**THE TASK:**
What lines below mention the word "Pramanik"? Copy each one.

---------- PROVIDED INFORMATION

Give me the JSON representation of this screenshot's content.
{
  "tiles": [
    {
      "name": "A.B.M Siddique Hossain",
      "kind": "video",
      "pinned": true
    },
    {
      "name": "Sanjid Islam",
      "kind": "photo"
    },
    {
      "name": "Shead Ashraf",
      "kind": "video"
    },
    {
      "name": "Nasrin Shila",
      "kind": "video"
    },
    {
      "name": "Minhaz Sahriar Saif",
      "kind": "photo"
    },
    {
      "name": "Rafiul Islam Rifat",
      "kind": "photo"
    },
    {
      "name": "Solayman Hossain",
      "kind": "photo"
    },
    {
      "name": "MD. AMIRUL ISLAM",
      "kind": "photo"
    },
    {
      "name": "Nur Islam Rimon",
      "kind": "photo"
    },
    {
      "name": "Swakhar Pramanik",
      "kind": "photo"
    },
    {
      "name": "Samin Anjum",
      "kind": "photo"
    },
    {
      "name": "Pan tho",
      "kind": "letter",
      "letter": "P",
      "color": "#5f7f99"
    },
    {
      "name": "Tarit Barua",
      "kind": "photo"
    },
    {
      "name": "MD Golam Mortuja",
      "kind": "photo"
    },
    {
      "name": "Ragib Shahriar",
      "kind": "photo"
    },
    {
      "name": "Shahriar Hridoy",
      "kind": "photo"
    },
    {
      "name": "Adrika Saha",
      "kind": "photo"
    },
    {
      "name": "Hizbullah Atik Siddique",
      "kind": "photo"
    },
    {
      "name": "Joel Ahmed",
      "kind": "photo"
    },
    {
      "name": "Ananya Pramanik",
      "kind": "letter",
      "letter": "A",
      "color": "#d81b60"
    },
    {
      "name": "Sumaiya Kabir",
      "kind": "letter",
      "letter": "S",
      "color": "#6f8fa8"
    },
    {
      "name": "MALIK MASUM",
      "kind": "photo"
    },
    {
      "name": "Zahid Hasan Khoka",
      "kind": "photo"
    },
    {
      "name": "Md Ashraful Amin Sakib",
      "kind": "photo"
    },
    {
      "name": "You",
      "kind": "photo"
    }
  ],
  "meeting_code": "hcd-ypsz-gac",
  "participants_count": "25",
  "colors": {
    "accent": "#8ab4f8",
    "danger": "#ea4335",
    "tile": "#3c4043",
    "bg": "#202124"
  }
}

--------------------

**RESPONSE AREA:**
      "name": "Swakhar Pramanik",
      "name": "Ananya Pramanik",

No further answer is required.